PROBLEM:
I would like every line of the records below that contains the word "placeholder" copied.
========================================================================
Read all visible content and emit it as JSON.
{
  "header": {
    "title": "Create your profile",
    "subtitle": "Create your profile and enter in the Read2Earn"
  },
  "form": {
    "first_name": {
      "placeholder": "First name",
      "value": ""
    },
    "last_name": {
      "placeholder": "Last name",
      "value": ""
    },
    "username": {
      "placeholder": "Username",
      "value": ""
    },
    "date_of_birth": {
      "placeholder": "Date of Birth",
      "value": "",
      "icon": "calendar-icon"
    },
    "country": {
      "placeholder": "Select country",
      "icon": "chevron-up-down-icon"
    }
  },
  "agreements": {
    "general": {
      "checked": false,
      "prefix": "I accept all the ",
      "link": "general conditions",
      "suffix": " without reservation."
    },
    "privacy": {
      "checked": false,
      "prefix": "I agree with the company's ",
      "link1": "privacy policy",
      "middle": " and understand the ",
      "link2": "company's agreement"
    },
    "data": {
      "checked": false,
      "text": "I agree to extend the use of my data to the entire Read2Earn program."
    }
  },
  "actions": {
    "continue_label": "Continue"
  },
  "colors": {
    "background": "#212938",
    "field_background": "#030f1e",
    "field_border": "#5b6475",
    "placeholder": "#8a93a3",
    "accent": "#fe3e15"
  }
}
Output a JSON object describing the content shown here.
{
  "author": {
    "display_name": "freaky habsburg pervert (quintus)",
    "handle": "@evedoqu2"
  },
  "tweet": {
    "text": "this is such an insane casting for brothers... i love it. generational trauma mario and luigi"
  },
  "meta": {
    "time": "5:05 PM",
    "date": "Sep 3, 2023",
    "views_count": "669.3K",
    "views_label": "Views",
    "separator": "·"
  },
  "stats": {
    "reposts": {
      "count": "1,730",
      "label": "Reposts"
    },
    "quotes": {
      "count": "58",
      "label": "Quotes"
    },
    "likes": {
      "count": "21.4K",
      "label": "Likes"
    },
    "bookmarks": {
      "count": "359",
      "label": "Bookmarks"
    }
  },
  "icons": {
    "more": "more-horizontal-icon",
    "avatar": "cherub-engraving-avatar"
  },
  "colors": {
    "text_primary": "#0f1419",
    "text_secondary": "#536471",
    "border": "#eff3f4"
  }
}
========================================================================
SOLUTION TO THE EXERCISE:
      "placeholder": "First name",
      "placeholder": "Last name",
      "placeholder": "Username",
      "placeholder": "Date of Birth",
      "placeholder": "Select country",
    "placeholder": "#8a93a3",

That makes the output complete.